_Information given_:
◆ ◆ ◆

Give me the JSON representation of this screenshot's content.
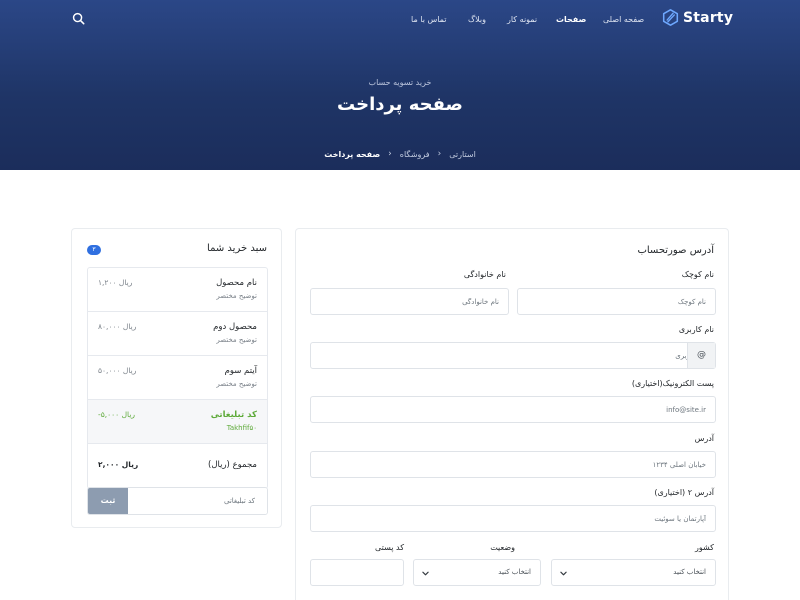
{
  "header": {
    "logo_text": "Starty",
    "nav": [
      "صفحه اصلی",
      "صفحات",
      "نمونه کار",
      "وبلاگ",
      "تماس با ما"
    ],
    "active_nav": "صفحات",
    "subtitle": "خرید تسویه حساب",
    "title": "صفحه پرداخت",
    "breadcrumb": [
      "استارتی",
      "فروشگاه",
      "صفحه پرداخت"
    ]
  },
  "cart": {
    "title": "سبد خرید شما",
    "count": "۳",
    "items": [
      {
        "name": "نام محصول",
        "desc": "توضیح مختصر",
        "price": "۱,۲۰۰ ریال"
      },
      {
        "name": "محصول دوم",
        "desc": "توضیح مختصر",
        "price": "۸۰,۰۰۰ ریال"
      },
      {
        "name": "آیتم سوم",
        "desc": "توضیح مختصر",
        "price": "۵۰,۰۰۰ ریال"
      }
    ],
    "promo": {
      "name": "کد تبلیغاتی",
      "code": "Takhfif۵۰",
      "amount": "-۵,۰۰۰ ریال"
    },
    "total": {
      "label": "مجموع (ریال)",
      "amount": "۲,۰۰۰ ریال"
    },
    "promo_placeholder": "کد تبلیغاتی",
    "promo_button": "ثبت"
  },
  "billing": {
    "title": "آدرس صورتحساب",
    "first_name": {
      "label": "نام کوچک",
      "placeholder": "نام کوچک"
    },
    "last_name": {
      "label": "نام خانوادگی",
      "placeholder": "نام خانوادگی"
    },
    "username": {
      "label": "نام کاربری",
      "placeholder": "نام کاربری",
      "addon": "@"
    },
    "email": {
      "label": "پست الکترونیک",
      "optional": "(اختیاری)",
      "placeholder": "info@site.ir"
    },
    "address": {
      "label": "آدرس",
      "placeholder": "خیابان اصلی ۱۲۳۴"
    },
    "address2": {
      "label": "آدرس ۲",
      "optional": "(اختیاری)",
      "placeholder": "آپارتمان یا سوئیت"
    },
    "country": {
      "label": "کشور",
      "value": "انتخاب کنید"
    },
    "state": {
      "label": "وضعیت",
      "value": "انتخاب کنید"
    },
    "zip": {
      "label": "کد پستی",
      "placeholder": ""
    }
  }
}
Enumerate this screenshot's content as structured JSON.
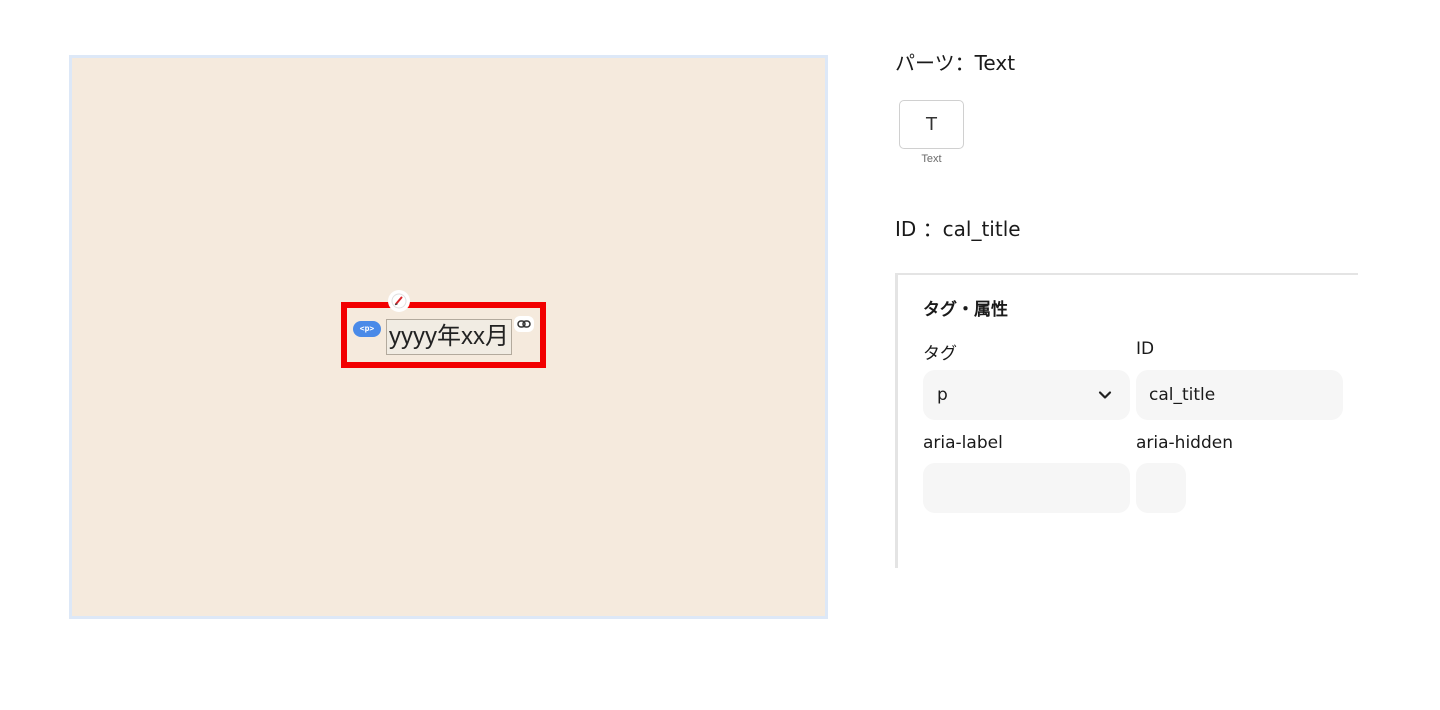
{
  "canvas": {
    "element_text": "yyyy年xx月",
    "tag_badge": "<p>"
  },
  "panel": {
    "parts_title": "パーツ：Text",
    "part_icon_glyph": "T",
    "part_label": "Text",
    "id_title": "ID ：cal_title",
    "section_heading": "タグ・属性",
    "fields": {
      "tag_label": "タグ",
      "tag_value": "p",
      "id_label": "ID",
      "id_value": "cal_title",
      "aria_label_label": "aria-label",
      "aria_label_value": "",
      "aria_hidden_label": "aria-hidden",
      "aria_hidden_value": ""
    }
  },
  "colors": {
    "canvas_background": "#f5eadd",
    "canvas_border": "#dde8f7",
    "highlight_border": "#f20000",
    "tag_badge": "#4a8ae8",
    "field_background": "#f6f6f6"
  }
}
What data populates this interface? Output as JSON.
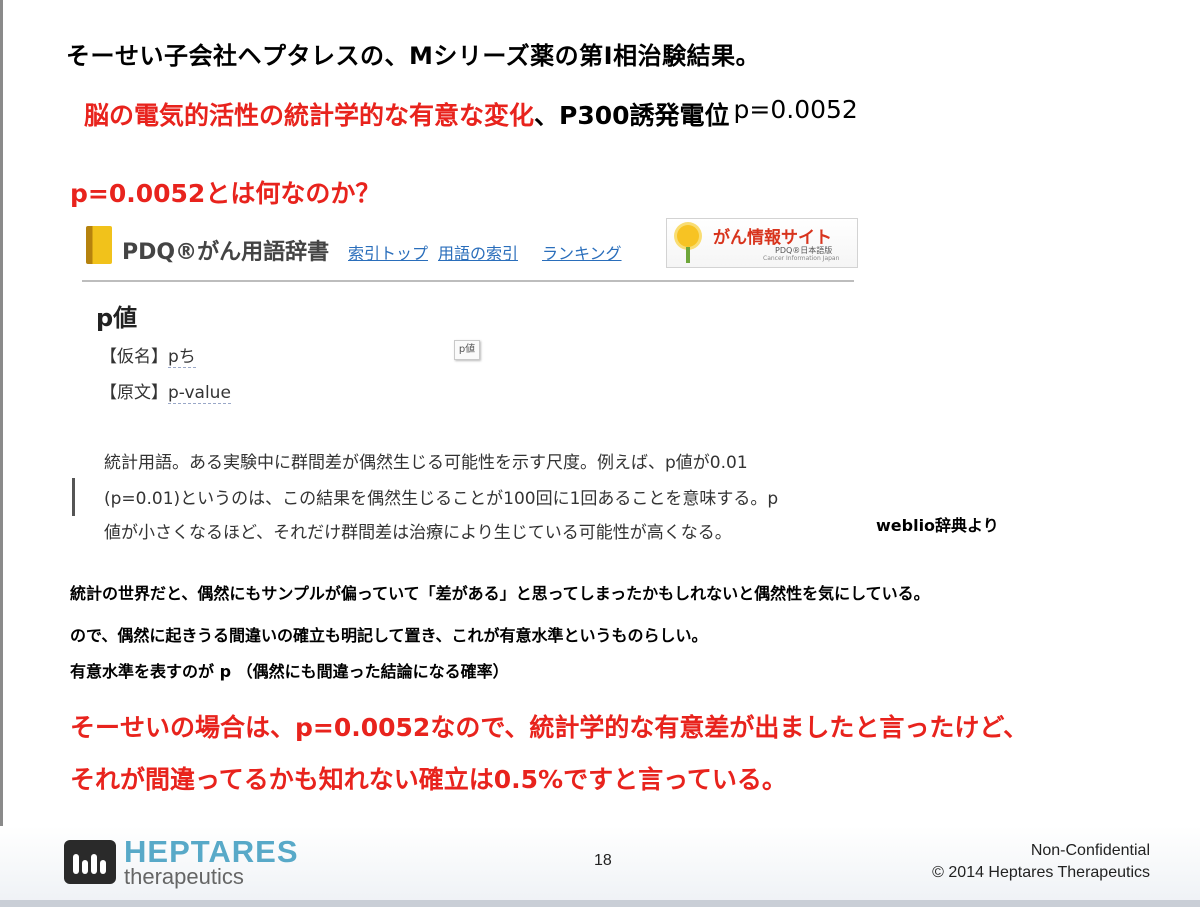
{
  "slide": {
    "title": "そーせい子会社ヘプタレスの、Mシリーズ薬の第Ⅰ相治験結果。",
    "headline_red": "脳の電気的活性の統計学的な有意な変化",
    "headline_black": "、P300誘発電位",
    "headline_pvalue": "p=0.0052",
    "question": "p=0.0052とは何なのか？",
    "source_note": "weblio辞典より",
    "body_lines": [
      "統計の世界だと、偶然にもサンプルが偏っていて「差がある」と思ってしまったかもしれないと偶然性を気にしている。",
      "ので、偶然に起きうる間違いの確立も明記して置き、これが有意水準というものらしい。",
      "有意水準を表すのが p （偶然にも間違った結論になる確率）"
    ],
    "conclusion_lines": [
      "そーせいの場合は、p=0.0052なので、統計学的な有意差が出ましたと言ったけど、",
      "それが間違ってるかも知れない確立は0.5%ですと言っている。"
    ]
  },
  "dictionary": {
    "name": "PDQ®がん用語辞書",
    "nav": [
      "索引トップ",
      "用語の索引",
      "ランキング"
    ],
    "banner_title": "がん情報サイト",
    "banner_sub": "PDQ®日本語版",
    "banner_tiny": "Cancer Information Japan",
    "term": "p値",
    "kana_label": "【仮名】",
    "kana_value": "pち",
    "orig_label": "【原文】",
    "orig_value": "p-value",
    "image_label": "p値",
    "definition_lines": [
      "統計用語。ある実験中に群間差が偶然生じる可能性を示す尺度。例えば、p値が0.01",
      "(p=0.01)というのは、この結果を偶然生じることが100回に1回あることを意味する。p",
      "値が小さくなるほど、それだけ群間差は治療により生じている可能性が高くなる。"
    ]
  },
  "footer": {
    "brand": "HEPTARES",
    "brand_sub": "therapeutics",
    "page_number": "18",
    "confidentiality": "Non-Confidential",
    "copyright": "© 2014 Heptares Therapeutics"
  },
  "colors": {
    "accent_red": "#e8231d",
    "brand_blue": "#58a9c8",
    "link_blue": "#2a6ebb"
  }
}
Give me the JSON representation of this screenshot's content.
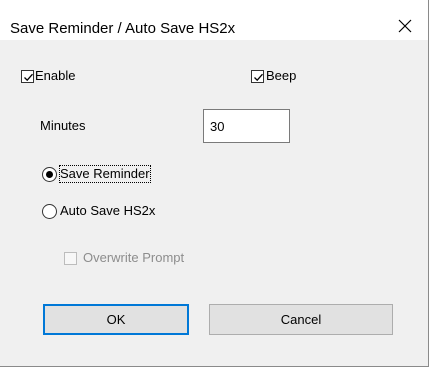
{
  "window": {
    "title": "Save Reminder / Auto Save HS2x"
  },
  "options": {
    "enable_label": "Enable",
    "enable_checked": true,
    "beep_label": "Beep",
    "beep_checked": true
  },
  "minutes": {
    "label": "Minutes",
    "value": "30"
  },
  "mode": {
    "save_reminder_label": "Save Reminder",
    "auto_save_label": "Auto Save HS2x",
    "selected": "save_reminder"
  },
  "overwrite": {
    "label": "Overwrite Prompt",
    "checked": false,
    "enabled": false
  },
  "buttons": {
    "ok_label": "OK",
    "cancel_label": "Cancel"
  },
  "colors": {
    "accent": "#0078d7",
    "dialog_bg": "#f0f0f0",
    "button_bg": "#e1e1e1",
    "disabled_text": "#8d8d8d"
  }
}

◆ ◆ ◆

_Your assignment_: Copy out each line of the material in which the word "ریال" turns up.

_Output_:
        "price": "۱,۲۰۰ ریال"
        "price": "۸۰,۰۰۰ ریال"
        "price": "۵۰,۰۰۰ ریال"
      "amount": "-۵,۰۰۰ ریال"
      "label": "مجموع (ریال)",
      "amount": "۲,۰۰۰ ریال"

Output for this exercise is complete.